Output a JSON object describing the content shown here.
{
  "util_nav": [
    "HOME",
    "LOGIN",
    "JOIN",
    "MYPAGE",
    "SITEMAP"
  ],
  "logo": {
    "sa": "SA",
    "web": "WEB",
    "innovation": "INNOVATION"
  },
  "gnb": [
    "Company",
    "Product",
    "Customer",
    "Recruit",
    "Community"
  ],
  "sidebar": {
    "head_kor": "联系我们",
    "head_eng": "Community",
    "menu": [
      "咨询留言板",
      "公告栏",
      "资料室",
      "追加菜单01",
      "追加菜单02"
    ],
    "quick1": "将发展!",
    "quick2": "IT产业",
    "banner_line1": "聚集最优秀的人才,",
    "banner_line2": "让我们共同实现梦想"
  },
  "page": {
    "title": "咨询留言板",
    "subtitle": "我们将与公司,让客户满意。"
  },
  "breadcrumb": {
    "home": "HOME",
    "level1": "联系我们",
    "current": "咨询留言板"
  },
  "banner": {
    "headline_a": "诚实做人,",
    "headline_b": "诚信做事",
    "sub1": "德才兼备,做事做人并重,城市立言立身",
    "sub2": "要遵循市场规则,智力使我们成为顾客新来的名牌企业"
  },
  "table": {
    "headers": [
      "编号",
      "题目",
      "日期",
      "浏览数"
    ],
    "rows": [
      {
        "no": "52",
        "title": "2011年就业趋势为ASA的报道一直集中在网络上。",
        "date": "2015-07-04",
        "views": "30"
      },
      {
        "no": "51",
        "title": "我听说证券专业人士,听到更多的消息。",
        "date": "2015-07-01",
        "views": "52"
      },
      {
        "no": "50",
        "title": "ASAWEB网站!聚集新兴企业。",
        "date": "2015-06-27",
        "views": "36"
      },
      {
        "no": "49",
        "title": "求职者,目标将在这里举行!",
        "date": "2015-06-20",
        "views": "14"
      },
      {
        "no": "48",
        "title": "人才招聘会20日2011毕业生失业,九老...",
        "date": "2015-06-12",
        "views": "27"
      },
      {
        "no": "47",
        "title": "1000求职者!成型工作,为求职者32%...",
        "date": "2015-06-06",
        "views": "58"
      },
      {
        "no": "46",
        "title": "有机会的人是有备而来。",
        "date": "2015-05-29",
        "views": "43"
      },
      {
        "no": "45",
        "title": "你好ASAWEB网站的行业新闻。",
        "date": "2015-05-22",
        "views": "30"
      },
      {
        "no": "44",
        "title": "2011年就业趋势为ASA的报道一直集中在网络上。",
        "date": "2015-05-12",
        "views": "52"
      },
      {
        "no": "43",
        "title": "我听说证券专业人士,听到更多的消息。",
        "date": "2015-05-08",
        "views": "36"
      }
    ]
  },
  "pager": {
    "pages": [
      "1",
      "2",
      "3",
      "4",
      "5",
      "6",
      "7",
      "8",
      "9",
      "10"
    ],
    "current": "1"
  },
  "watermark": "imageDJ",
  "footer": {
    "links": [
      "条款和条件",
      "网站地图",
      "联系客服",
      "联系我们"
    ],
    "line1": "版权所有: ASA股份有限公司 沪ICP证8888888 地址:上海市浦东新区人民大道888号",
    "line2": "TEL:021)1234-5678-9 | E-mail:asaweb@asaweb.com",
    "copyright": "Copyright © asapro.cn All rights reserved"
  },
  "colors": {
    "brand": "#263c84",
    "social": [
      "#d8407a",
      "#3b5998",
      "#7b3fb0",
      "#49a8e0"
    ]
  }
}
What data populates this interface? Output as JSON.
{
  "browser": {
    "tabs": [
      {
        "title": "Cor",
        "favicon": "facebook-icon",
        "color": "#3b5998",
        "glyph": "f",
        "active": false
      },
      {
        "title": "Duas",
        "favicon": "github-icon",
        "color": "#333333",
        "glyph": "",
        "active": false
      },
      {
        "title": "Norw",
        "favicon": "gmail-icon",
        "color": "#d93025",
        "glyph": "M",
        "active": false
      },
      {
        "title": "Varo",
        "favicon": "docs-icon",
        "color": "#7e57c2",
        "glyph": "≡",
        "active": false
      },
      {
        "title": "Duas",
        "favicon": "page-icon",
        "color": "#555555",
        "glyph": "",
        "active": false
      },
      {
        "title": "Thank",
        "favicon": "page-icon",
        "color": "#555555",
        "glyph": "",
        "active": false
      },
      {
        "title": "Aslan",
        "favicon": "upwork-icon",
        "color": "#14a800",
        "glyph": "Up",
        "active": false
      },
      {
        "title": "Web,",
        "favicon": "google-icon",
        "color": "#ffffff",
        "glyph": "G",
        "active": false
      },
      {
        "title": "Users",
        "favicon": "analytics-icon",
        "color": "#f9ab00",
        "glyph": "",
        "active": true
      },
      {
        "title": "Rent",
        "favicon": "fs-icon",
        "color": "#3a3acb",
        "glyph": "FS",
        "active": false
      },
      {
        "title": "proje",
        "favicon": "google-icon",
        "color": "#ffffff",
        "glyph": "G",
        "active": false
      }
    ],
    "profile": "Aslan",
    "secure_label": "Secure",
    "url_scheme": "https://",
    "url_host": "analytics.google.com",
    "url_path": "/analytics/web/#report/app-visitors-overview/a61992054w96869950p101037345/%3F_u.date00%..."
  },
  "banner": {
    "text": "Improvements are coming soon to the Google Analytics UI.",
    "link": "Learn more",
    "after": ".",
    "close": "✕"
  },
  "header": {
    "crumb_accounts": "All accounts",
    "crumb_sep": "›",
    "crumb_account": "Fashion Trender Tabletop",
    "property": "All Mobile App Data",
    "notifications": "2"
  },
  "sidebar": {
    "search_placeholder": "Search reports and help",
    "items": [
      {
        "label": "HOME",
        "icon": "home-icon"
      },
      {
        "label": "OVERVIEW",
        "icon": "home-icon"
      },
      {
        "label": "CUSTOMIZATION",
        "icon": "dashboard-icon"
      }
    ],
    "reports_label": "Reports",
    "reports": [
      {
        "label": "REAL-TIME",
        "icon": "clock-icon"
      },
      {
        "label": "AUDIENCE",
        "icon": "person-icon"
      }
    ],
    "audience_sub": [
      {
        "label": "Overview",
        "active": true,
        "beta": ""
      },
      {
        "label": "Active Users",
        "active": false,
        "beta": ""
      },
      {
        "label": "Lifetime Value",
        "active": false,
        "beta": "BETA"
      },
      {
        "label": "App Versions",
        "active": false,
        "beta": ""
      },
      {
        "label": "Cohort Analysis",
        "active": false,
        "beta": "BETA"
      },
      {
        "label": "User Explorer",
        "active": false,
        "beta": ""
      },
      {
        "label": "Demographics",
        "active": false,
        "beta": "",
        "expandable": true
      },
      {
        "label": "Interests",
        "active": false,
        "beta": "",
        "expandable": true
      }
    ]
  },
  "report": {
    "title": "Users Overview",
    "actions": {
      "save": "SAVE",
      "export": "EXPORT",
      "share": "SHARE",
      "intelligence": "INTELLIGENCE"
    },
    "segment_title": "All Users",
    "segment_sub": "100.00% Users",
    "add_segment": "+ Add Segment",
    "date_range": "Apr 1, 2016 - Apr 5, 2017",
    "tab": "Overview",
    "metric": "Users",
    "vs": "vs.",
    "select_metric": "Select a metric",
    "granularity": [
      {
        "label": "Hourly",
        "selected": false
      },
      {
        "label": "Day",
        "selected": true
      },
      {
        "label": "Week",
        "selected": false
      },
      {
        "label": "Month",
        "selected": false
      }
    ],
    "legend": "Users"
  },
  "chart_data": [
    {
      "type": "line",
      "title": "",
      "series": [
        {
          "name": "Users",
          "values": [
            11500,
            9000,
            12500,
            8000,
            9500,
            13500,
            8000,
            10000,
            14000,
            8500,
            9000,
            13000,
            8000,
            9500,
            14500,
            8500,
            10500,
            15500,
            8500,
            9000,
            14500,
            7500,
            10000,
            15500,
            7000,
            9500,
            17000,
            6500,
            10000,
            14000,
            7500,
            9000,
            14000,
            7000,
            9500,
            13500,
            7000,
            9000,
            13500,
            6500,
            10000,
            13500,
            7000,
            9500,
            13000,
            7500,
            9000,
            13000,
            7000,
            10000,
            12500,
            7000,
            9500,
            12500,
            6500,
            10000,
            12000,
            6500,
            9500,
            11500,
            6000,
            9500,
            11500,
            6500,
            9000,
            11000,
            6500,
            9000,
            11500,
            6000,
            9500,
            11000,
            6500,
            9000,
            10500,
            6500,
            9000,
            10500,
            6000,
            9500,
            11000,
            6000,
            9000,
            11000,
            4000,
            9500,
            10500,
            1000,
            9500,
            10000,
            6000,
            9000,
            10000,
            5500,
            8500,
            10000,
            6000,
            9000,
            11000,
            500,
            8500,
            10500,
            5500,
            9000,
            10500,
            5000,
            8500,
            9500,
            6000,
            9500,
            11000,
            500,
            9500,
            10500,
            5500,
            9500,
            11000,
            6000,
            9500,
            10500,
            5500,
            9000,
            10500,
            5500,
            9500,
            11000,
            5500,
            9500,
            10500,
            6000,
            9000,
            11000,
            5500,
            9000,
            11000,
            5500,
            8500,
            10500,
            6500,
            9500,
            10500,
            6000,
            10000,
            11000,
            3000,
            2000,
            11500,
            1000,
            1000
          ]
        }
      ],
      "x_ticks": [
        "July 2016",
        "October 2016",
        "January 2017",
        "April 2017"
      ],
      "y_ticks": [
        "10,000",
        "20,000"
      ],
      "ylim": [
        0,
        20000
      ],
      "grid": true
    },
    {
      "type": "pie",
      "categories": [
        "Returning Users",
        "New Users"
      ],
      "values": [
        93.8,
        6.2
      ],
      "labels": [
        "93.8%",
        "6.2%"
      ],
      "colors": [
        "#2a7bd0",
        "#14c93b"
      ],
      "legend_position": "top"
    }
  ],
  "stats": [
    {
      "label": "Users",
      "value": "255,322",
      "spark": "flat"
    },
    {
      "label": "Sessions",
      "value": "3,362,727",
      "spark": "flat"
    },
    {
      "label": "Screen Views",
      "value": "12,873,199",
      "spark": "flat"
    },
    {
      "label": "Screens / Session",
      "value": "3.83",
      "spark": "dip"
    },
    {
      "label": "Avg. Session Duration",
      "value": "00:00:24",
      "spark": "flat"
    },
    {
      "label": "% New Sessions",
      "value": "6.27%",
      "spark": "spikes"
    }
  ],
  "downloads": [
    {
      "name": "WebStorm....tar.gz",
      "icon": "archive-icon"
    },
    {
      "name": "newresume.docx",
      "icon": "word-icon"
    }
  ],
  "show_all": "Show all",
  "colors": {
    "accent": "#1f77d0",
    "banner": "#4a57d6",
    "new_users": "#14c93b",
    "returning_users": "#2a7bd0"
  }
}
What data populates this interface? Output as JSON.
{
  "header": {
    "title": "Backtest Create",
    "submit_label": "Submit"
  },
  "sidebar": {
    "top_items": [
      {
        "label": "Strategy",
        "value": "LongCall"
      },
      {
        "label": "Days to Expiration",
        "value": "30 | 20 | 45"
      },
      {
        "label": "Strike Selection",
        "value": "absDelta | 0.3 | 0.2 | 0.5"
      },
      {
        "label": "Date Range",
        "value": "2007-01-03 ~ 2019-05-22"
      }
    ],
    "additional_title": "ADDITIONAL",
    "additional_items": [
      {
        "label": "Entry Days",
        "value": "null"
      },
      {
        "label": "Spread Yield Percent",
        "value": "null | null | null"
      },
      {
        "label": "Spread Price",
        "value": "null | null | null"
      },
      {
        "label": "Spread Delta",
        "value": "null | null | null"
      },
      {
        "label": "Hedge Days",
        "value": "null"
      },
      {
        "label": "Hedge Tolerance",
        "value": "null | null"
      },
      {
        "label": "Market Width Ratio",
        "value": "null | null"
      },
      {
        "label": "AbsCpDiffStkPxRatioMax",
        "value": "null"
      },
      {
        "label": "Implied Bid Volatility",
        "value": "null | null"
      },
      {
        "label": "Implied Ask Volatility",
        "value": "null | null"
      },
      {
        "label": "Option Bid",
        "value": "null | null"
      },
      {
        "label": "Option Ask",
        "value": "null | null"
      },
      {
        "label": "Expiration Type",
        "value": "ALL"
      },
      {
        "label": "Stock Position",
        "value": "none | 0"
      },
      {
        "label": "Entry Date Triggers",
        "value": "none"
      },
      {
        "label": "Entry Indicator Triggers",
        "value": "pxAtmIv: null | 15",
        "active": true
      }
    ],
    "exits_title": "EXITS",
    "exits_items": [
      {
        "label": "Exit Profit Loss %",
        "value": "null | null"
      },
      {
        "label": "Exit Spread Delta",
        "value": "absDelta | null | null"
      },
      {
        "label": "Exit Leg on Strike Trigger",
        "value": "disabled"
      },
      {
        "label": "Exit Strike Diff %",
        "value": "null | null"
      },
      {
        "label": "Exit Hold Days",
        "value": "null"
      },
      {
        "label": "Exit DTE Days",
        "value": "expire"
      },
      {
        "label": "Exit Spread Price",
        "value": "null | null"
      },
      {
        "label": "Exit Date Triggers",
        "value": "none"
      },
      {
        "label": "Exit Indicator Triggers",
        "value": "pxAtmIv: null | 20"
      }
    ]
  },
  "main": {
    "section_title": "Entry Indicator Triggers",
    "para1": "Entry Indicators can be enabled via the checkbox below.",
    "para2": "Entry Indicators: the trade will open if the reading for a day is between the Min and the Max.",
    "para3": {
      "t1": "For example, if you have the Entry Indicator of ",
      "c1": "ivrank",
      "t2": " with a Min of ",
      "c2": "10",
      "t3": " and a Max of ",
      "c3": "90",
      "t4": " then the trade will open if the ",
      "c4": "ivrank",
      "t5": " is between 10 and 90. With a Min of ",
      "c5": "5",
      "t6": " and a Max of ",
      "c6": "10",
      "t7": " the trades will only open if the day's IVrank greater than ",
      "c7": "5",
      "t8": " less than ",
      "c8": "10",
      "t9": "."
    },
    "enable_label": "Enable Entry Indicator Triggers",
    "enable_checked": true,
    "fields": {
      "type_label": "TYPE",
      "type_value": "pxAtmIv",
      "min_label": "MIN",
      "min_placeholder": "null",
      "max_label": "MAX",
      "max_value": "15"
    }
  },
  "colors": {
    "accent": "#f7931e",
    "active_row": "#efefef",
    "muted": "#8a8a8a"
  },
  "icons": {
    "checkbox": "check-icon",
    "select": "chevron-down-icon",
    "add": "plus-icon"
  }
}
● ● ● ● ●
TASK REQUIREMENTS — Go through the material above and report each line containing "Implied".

SOLUTION FOR THIS EXERCISE —
        "label": "Implied Bid Volatility",
        "label": "Implied Ask Volatility",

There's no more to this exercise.